I knew I was on to something when a patient came to me years ago insisting she could not lose weight no matter how hard she worked out. She was walking something like 12 miles a day and wanted to know if kicking it up to 15 miles a day might be the solution to her “problem”. I cut her back to no more than an hour of walking a day, got her to lean more toward the LOW CARB side of things, and had her start doing 15 minutes of RESISTANCE TRAINING ON A BALL three days a week. The results were remarkable. Not only did this gal lose the excess weight she was trying to lose, within a matter of a couple of months her shape and overall muscle tone had improved dramatically, despite the fact she was exercising two or more fewer hours a day than she had previously been doing.
Over-training is something that for people who are really into fitness and exercise, often comes a bit too naturally. This is probably because it’s easy to buy into the old adage that if a little bit is good, more must be better. And a whole lot must be extra super fantastic. One of my favorite stories of this less-is-more principle in action is that of THE WOMAN who lost 100 lbs in 100 days by simply going Low Carb and doing 2-3 15 or 20 minute KETTLE BELL SESSIONS a week.

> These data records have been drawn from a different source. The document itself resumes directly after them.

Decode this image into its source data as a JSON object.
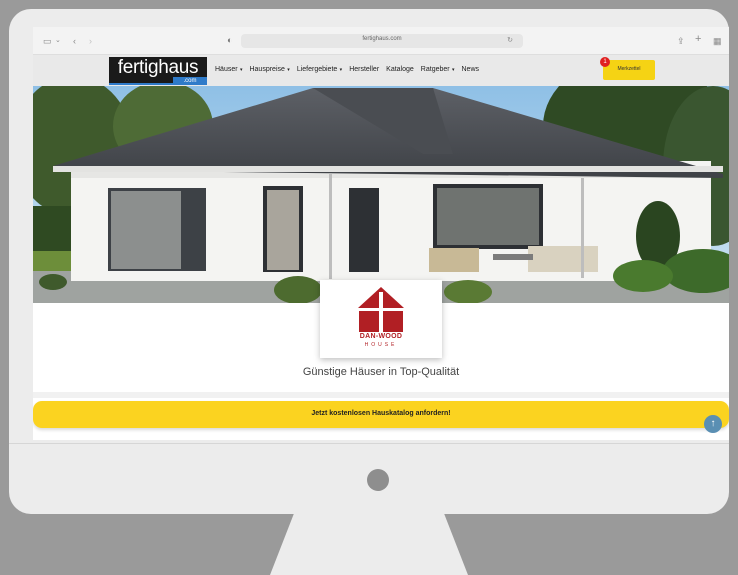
{
  "browser": {
    "url": "fertighaus.com",
    "icons": [
      "sidebar-icon",
      "chevron-left-icon",
      "chevron-right-icon",
      "shield-icon",
      "share-icon",
      "new-tab-icon",
      "tab-overview-icon"
    ]
  },
  "site": {
    "logo": {
      "main": "fertighaus",
      "sub": ".com"
    },
    "nav": [
      {
        "label": "Häuser",
        "dropdown": true
      },
      {
        "label": "Hauspreise",
        "dropdown": true
      },
      {
        "label": "Liefergebiete",
        "dropdown": true
      },
      {
        "label": "Hersteller",
        "dropdown": false
      },
      {
        "label": "Kataloge",
        "dropdown": false
      },
      {
        "label": "Ratgeber",
        "dropdown": true
      },
      {
        "label": "News",
        "dropdown": false
      }
    ],
    "wishlist": {
      "label": "Merkzettel",
      "count": "1"
    },
    "colors": {
      "accent_yellow": "#fbd320",
      "brand_red": "#b11f24",
      "logo_blue": "#2f7bc9"
    }
  },
  "brand": {
    "name": "DAN-WOOD",
    "sub": "HOUSE",
    "tagline": "Günstige Häuser in Top-Qualität"
  },
  "cta": {
    "label": "Jetzt kostenlosen Hauskatalog anfordern!"
  }
}
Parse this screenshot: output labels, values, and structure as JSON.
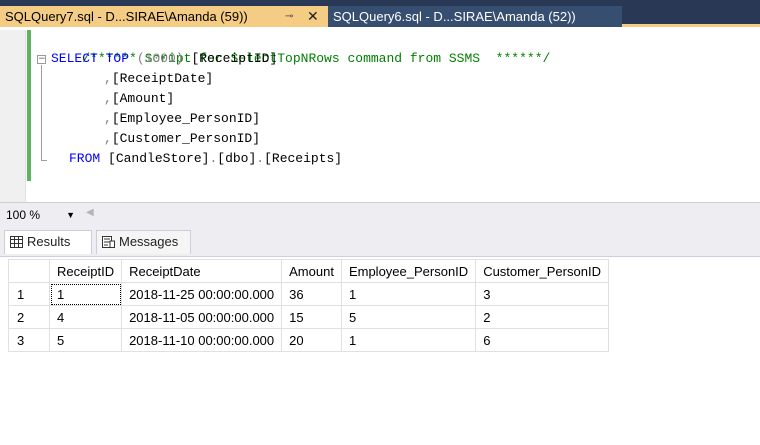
{
  "tabs": [
    {
      "title": "SQLQuery7.sql - D...SIRAE\\Amanda (59))",
      "pin_glyph": "⊸",
      "close_glyph": "✕"
    },
    {
      "title": "SQLQuery6.sql - D...SIRAE\\Amanda (52))"
    }
  ],
  "editor": {
    "comment": "/****** Script for SelectTopNRows command from SSMS  ******/",
    "fold_glyph": "−",
    "select_kw": "SELECT",
    "top_kw": "TOP",
    "top_value": "(1000)",
    "col1": "[ReceiptID]",
    "comma": ",",
    "col2": "[ReceiptDate]",
    "col3": "[Amount]",
    "col4": "[Employee_PersonID]",
    "col5": "[Customer_PersonID]",
    "from_kw": "FROM",
    "db": "[CandleStore]",
    "dot": ".",
    "schema": "[dbo]",
    "table": "[Receipts]"
  },
  "zoom": {
    "value": "100 %",
    "arrow": "▼",
    "scroll_arrow": "◀"
  },
  "results_tabs": {
    "results": "Results",
    "messages": "Messages"
  },
  "grid": {
    "columns": [
      "ReceiptID",
      "ReceiptDate",
      "Amount",
      "Employee_PersonID",
      "Customer_PersonID"
    ],
    "rows": [
      {
        "num": "1",
        "cells": [
          "1",
          "2018-11-25 00:00:00.000",
          "36",
          "1",
          "3"
        ]
      },
      {
        "num": "2",
        "cells": [
          "4",
          "2018-11-05 00:00:00.000",
          "15",
          "5",
          "2"
        ]
      },
      {
        "num": "3",
        "cells": [
          "5",
          "2018-11-10 00:00:00.000",
          "20",
          "1",
          "6"
        ]
      }
    ]
  },
  "colors": {
    "tab_active": "#f5cc84",
    "tab_strip": "#293955",
    "keyword": "#0000ff",
    "comment": "#008000"
  }
}
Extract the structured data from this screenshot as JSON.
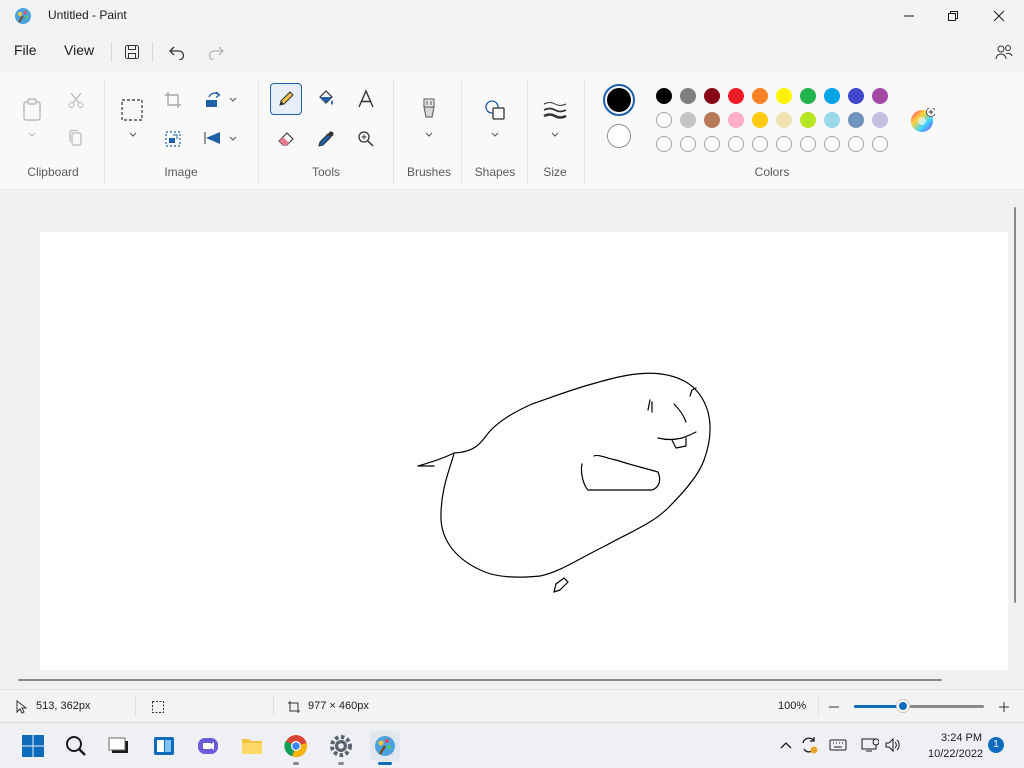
{
  "window": {
    "title": "Untitled - Paint"
  },
  "menu": {
    "file": "File",
    "view": "View"
  },
  "ribbon": {
    "groups": {
      "clipboard": "Clipboard",
      "image": "Image",
      "tools": "Tools",
      "brushes": "Brushes",
      "shapes": "Shapes",
      "size": "Size",
      "colors": "Colors"
    }
  },
  "colors": {
    "primary": "#000000",
    "secondary": "#ffffff",
    "palette_row1": [
      "#000000",
      "#7f7f7f",
      "#880015",
      "#ed1c24",
      "#ff7f27",
      "#fff200",
      "#22b14c",
      "#00a2e8",
      "#3f48cc",
      "#a349a4"
    ],
    "palette_row2": [
      "#ffffff",
      "#c3c3c3",
      "#b97a57",
      "#ffaec9",
      "#ffc90e",
      "#efe4b0",
      "#b5e61d",
      "#99d9ea",
      "#7092be",
      "#c8bfe7"
    ],
    "palette_row3_empty": 10
  },
  "status": {
    "cursor_position": "513, 362px",
    "canvas_size": "977 × 460px",
    "zoom": "100%",
    "zoom_fraction": 0.38
  },
  "taskbar": {
    "time": "3:24 PM",
    "date": "10/22/2022",
    "notification_count": "1"
  }
}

If you follow similar protocols (with your doctor’s blessing of course) and do not get great results, you probably have some sort of underlying metabolic issue going on. It could be that you are GLUTEN SENSITIVE or AUTOIMMUNE (two problems that are intimately related to each other). You may have LEAKY GUT SYNDROME or a NON-DIABETIC issue with INSULIN RESISTANCE or even HYPOGLYCEMIA. You may have already fouled up your ENDOCRINE / THYROID / ADRENAL SYSTEM in a sub-clinical manner. In other words, standard medical tests are telling you that everything is fine when it is obviously not. The bottom line is that with the proper approach, virtually all of these problems can improve or be completely resolved.